### Exercise requirements:
Among the entries that follow, find the lines containing the string "error" and copy them.

------ Data extract ------

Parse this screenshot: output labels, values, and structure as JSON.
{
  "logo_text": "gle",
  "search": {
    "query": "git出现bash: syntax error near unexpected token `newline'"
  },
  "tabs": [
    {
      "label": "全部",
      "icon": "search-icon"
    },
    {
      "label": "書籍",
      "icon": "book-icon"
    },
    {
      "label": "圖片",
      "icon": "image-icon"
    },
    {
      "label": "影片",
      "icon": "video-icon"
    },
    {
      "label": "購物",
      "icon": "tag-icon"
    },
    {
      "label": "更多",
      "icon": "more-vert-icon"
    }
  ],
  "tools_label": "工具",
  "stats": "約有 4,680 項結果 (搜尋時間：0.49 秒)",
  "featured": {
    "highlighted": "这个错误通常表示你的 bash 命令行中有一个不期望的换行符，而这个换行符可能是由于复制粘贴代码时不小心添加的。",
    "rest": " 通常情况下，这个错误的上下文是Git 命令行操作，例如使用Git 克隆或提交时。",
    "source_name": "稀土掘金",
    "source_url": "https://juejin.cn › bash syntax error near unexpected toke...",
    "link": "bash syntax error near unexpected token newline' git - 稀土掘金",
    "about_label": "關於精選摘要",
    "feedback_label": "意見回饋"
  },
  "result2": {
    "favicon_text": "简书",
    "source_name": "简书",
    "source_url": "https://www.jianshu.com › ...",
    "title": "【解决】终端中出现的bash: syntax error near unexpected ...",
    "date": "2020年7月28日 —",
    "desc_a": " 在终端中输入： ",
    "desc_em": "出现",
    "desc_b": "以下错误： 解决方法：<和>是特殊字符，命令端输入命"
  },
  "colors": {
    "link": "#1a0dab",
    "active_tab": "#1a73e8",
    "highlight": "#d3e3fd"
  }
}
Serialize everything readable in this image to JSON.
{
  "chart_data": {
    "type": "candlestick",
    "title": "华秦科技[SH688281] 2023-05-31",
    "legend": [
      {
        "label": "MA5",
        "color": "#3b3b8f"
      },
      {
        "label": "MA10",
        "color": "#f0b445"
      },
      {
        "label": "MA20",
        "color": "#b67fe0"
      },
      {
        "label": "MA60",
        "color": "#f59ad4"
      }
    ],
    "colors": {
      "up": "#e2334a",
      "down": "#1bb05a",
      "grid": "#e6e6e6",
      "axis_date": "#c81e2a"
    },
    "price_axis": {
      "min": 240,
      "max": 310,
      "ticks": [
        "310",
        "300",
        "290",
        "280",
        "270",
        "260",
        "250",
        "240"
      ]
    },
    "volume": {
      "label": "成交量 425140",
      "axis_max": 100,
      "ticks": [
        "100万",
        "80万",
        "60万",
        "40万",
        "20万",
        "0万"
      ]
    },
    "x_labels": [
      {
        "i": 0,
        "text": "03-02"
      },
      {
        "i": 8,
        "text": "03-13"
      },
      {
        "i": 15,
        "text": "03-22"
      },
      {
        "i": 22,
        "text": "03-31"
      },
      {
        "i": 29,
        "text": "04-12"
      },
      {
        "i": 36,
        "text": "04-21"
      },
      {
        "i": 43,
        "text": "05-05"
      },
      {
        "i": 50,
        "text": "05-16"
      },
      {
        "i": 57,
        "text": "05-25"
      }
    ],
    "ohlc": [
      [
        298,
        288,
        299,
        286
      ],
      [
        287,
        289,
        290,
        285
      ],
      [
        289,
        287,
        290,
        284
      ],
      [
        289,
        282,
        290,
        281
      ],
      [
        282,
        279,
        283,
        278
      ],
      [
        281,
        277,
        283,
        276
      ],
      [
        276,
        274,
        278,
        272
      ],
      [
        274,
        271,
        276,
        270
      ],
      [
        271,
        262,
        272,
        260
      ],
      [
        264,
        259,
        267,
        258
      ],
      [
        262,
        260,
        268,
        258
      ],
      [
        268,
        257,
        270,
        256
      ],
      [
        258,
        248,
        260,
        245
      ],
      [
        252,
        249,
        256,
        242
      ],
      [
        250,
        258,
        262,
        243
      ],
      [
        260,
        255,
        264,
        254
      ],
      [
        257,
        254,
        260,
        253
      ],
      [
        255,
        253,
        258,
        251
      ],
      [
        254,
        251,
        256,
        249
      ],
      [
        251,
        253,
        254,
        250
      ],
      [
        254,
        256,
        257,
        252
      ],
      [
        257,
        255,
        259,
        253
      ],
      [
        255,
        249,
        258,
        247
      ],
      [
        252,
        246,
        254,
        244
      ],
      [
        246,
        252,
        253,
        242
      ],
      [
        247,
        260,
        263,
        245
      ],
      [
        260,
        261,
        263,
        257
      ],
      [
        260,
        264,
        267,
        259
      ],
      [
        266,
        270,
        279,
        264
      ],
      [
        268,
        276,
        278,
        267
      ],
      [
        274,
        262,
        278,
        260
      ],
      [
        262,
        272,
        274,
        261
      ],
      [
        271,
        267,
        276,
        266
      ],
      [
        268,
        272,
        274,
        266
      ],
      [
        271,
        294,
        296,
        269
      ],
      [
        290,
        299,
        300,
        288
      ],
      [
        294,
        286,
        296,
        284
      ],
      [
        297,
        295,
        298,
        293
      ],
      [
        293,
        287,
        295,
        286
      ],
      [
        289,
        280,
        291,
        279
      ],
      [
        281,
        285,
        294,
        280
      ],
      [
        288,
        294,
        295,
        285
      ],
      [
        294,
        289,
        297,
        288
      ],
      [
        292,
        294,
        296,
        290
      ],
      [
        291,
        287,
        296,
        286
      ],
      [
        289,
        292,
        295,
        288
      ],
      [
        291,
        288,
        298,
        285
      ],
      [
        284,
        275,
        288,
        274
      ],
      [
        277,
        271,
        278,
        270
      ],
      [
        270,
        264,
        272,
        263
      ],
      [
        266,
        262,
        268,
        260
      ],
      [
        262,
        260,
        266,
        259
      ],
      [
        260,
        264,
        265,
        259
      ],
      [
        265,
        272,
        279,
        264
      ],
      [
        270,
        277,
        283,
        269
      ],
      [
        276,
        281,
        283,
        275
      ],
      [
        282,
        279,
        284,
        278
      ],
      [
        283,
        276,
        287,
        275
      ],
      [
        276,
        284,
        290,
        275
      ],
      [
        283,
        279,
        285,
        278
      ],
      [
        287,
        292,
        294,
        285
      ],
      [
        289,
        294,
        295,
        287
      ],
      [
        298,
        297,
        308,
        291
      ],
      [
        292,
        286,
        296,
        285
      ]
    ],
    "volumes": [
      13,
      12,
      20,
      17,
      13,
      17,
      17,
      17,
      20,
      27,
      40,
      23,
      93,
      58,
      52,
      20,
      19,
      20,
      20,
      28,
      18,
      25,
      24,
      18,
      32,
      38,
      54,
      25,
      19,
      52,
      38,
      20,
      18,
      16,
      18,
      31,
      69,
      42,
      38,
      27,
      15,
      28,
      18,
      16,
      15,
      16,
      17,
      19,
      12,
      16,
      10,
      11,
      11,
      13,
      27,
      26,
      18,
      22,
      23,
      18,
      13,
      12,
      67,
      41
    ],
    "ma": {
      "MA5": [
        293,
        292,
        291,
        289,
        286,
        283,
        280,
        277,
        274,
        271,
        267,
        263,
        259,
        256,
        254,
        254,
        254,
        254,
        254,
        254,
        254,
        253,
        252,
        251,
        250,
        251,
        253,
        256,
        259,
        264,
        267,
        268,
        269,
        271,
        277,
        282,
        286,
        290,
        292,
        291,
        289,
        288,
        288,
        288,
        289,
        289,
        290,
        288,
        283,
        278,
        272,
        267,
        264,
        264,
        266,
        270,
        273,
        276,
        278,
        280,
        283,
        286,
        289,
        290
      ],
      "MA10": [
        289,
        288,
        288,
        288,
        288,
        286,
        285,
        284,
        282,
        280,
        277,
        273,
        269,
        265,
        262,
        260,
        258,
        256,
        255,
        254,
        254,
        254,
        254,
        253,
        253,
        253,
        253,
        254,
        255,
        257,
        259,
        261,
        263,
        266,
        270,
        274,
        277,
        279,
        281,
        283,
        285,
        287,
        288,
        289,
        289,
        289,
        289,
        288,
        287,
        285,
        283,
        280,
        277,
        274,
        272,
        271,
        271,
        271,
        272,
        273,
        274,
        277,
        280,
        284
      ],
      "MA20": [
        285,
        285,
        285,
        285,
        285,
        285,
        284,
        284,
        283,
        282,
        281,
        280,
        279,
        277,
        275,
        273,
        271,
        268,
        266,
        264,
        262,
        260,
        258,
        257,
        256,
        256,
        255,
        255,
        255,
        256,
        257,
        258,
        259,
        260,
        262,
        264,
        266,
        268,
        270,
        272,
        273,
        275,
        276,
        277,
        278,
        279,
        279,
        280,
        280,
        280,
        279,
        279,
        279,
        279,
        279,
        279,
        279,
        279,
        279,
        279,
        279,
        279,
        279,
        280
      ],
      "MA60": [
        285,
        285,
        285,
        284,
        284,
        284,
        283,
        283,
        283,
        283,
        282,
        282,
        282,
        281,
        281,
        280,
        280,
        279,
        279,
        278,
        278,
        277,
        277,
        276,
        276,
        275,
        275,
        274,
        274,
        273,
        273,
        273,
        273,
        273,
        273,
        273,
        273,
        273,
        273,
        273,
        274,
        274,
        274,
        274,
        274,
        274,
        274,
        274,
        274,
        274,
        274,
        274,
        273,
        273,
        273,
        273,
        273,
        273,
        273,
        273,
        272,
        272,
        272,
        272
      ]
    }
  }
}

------

### The completed task:
    "query": "git出现bash: syntax error near unexpected token `newline'"
    "source_url": "https://juejin.cn › bash syntax error near unexpected toke...",
    "link": "bash syntax error near unexpected token newline' git - 稀土掘金",
    "title": "【解决】终端中出现的bash: syntax error near unexpected ...",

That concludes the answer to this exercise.